Maybe it’s just how the draft played out.
One report said Tampa Bay had an interest in Lennard High and Toledo receiver Dionte Johnson. Another rumor swirled that the team might choose former West Virginia and Florida Gator quarterback Will Grier.
But in the end, maybe the Bucs and GM Jason Licht decided to take the best player available and each time it picked, the best player was a cornerback or safety. They added three defensive backs, given it nine in the top four rounds since 2016.
Was this a wise allotment? We convene the roundtable to explore the possibilities.

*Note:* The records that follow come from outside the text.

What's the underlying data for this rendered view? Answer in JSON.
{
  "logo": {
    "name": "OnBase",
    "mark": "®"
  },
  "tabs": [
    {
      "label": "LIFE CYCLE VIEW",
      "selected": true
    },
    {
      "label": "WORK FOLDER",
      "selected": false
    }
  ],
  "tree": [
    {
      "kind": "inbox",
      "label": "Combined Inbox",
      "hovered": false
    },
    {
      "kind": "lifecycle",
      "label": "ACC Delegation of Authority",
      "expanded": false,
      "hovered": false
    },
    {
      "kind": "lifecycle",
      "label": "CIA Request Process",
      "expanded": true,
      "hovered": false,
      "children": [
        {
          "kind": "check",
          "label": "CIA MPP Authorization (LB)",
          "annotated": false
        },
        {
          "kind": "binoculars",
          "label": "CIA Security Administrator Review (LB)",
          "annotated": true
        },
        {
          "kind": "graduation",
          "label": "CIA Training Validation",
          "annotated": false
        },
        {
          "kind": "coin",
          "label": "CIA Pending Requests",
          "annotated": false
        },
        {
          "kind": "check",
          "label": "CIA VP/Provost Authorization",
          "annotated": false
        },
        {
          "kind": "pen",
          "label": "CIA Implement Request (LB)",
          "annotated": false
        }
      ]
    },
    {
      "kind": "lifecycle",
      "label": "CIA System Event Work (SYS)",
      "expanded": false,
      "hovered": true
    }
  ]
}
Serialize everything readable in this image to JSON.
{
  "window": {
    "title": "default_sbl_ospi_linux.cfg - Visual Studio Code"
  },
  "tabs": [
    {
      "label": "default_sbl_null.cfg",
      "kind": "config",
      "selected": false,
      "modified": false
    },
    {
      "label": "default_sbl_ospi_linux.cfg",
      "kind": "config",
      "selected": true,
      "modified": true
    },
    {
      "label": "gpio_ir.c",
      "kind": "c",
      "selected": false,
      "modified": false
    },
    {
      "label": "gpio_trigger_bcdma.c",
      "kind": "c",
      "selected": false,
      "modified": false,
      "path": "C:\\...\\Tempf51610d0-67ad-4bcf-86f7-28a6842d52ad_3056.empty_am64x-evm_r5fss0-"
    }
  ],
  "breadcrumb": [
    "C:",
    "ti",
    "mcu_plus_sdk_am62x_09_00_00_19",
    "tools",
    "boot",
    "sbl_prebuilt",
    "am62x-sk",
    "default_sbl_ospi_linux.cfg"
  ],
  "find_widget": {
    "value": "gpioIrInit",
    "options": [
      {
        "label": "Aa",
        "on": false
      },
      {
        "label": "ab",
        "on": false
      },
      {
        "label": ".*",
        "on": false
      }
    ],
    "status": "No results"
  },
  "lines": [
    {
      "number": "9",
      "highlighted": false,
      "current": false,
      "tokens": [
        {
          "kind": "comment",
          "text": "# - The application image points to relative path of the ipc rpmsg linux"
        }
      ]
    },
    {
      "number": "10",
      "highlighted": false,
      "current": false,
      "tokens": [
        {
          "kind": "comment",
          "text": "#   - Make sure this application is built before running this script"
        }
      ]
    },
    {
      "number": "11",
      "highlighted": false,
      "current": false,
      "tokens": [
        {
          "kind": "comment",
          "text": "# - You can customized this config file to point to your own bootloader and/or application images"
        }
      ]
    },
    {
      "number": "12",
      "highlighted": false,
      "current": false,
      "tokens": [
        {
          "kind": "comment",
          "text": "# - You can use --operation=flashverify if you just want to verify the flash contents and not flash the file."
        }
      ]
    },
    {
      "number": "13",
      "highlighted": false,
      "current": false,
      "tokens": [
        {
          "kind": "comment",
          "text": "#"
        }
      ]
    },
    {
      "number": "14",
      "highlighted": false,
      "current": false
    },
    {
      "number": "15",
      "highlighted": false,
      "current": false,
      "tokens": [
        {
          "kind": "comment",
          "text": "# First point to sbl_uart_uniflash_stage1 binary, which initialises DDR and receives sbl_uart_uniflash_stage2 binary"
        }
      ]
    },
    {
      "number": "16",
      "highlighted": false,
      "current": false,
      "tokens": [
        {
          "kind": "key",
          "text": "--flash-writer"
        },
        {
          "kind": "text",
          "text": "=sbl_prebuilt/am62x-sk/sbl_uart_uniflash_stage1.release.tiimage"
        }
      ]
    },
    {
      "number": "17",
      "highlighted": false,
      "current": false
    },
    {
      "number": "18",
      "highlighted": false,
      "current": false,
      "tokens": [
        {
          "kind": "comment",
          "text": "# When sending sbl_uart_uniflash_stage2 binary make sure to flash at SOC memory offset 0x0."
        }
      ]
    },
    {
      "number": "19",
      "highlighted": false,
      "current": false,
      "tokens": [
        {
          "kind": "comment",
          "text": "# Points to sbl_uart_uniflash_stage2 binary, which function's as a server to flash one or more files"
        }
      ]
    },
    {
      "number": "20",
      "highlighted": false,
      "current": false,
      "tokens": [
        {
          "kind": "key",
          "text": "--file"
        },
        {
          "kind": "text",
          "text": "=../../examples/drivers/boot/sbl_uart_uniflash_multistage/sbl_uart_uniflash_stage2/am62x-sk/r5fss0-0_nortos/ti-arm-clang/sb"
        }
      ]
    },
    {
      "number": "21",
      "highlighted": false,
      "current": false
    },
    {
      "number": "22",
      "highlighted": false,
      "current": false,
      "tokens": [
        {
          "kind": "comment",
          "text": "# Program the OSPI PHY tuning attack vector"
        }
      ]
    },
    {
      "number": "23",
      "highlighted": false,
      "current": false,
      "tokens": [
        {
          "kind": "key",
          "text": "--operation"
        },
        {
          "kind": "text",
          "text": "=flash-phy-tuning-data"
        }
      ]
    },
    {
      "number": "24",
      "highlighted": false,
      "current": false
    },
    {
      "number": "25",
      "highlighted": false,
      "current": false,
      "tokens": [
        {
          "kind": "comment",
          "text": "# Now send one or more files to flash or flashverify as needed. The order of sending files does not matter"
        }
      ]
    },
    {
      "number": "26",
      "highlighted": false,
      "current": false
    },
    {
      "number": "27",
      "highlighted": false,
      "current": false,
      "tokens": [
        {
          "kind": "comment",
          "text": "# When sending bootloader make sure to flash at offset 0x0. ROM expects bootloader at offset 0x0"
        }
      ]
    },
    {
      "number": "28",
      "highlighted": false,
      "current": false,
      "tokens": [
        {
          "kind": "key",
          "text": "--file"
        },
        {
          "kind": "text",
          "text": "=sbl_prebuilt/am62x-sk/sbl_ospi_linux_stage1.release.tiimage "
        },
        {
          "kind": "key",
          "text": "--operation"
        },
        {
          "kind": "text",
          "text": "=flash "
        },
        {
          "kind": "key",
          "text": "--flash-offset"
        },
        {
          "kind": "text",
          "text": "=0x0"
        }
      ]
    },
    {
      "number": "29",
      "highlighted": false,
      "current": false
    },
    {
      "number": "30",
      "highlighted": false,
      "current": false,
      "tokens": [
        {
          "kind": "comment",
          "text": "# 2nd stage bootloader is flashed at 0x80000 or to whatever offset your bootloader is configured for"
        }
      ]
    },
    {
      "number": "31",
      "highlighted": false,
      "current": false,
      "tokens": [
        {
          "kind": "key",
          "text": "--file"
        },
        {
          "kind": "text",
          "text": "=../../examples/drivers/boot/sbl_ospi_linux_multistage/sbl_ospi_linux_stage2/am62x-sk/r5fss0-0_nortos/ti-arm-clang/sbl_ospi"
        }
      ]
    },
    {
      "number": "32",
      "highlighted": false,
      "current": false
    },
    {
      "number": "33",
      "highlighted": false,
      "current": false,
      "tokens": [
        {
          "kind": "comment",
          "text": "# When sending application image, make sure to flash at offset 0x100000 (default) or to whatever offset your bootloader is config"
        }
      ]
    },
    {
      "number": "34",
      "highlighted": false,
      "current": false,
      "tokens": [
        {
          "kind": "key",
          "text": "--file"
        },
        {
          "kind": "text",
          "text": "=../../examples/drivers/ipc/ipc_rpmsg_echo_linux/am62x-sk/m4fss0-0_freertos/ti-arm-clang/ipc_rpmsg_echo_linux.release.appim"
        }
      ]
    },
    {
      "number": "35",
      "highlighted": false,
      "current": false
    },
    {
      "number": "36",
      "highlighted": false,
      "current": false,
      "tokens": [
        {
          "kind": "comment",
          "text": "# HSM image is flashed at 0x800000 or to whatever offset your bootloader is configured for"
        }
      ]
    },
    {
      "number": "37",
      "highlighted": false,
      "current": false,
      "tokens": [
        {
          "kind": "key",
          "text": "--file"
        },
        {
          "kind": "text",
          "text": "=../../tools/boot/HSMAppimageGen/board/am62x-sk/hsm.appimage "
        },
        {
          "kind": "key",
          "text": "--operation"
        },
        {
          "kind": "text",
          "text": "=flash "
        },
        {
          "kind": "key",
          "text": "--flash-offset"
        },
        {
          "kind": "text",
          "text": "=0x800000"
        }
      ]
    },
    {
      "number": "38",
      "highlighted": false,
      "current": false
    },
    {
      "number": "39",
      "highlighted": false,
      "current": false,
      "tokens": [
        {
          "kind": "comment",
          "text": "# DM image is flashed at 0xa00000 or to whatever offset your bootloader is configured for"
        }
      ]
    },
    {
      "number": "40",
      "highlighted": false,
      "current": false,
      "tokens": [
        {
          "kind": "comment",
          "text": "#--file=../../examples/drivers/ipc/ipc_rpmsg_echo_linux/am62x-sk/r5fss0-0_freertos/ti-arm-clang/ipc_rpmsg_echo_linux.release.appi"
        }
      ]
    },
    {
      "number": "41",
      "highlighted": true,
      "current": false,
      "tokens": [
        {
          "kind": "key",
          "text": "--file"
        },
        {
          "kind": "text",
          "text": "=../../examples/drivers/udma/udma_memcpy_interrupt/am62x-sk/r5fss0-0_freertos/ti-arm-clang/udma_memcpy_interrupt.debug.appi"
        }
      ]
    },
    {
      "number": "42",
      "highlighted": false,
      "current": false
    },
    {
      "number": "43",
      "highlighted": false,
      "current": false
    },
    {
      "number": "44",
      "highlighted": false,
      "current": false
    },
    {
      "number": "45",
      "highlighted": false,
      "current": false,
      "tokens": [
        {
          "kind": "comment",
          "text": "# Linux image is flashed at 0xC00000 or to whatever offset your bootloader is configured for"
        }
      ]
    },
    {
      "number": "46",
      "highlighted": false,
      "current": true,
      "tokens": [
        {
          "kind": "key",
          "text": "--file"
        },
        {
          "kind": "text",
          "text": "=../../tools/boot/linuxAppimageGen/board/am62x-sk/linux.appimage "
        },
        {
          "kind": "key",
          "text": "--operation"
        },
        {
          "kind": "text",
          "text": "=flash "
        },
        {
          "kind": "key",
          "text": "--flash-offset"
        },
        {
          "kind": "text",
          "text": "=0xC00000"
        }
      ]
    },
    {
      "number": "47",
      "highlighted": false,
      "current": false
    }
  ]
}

Rick Stroud, Bucs beat writer @NFLStroud: It’s a passing league. Rules prevent cornerbacks from hitting receivers the way they used to and quarterbacks are fearless as well. Pass catchers are re-writing the record books. It’s open season on receivers who leave everyone open. So yes, you can’t have enough good defensive backs. About 75 percent of the time, you play with five. Three corners and two safeties. The Bucs also have had injuries. Vernon Hargreaves missed 15 games last season. Carlton Davis and M.J. Stewart struggled as rookies. Finally, there has been a coaching change. Defensive coordinator Todd Bowles is installing a new system and is going to play press man to man coverage. It all adds up to a need to pass defenders. They don’t grow on trees and good ones don’t make it to free agency. You have to draft them.
Still finding the right fit
Eduardo A. Encina, Bucs/pro sports enterprise writer @EddieInTheYard: Today’s NFL calls for five defensive backs to be on the field more than ever. Competition is a good thing, Bucs general manager Jason Licht said. He’s right, but this defense needs much more than a secondary makeover. But I get the Bucs run on defensive backs, because each of the three players Tampa Bay drafted have some common traits. They are fast, athletic, and know how to get to the ball. There were times last season when we couldn’t find defensive backs in the same area code as receivers and when they were nearby, they missed tackles far too often. This new batch has some serious ball-hawking skills.
Until you get it right …
Martin Fennelly, columnist @mjfennelly: You can’t have enough capable defensive backs – five are on the field for most plays now -- especially playing in the same division with the Saints and Falcons. But capable is the operative word: How many of these Bucs DBs can be counted on to contribute in 2019? Vernon Hargreaves? Justin Evans?. Next victim: Sean Bunting, selected in second round Friday. Injuries and poor play have plagued Bucs defensive backs for the past several years. So has a weak pass rush. In theory, stockpiling in the secondary makes sense. In (Bucs) practice, not so much.
Can’t have too many
Thomas Bassinger, sports data reporter, @tometrics: Take one more. And another. And another. Bring in a busload of defensive backs. The NFL is a pass-first league, and teams should draft accordingly. That means their focus in the early rounds should be on players who can help score or stop touchdowns, particularly in the passing game. Plus, the Bucs don’t yet know for sure what they have in Vernon Hargreaves and Carlton Davis. A defense that ranked 30th against the pass in Football Outsiders’ opponent-adjusted metrics could use some competition.
What about other needs?
Ernest Hooper, columnist/assistant sports editor, @hoop4you: You could argue that the Bucs may have been better served drafting an offensive linemen or edge rusher with their second-round pick. But three offensive linemen were chosen before they made the 39th selection, and the best edge rushers went on Day 1. The team may have been able to trade back into the first round and select Mississippi State’s Montez Sweat. That’s exactly what the Redskins did. In the end, time will tell, but the capital spent on defensive backs -- -- says as much as much about the disappointment in past picks as it does the future potential of Bunting and third-round picks Jamal Dean and Mike Edwards.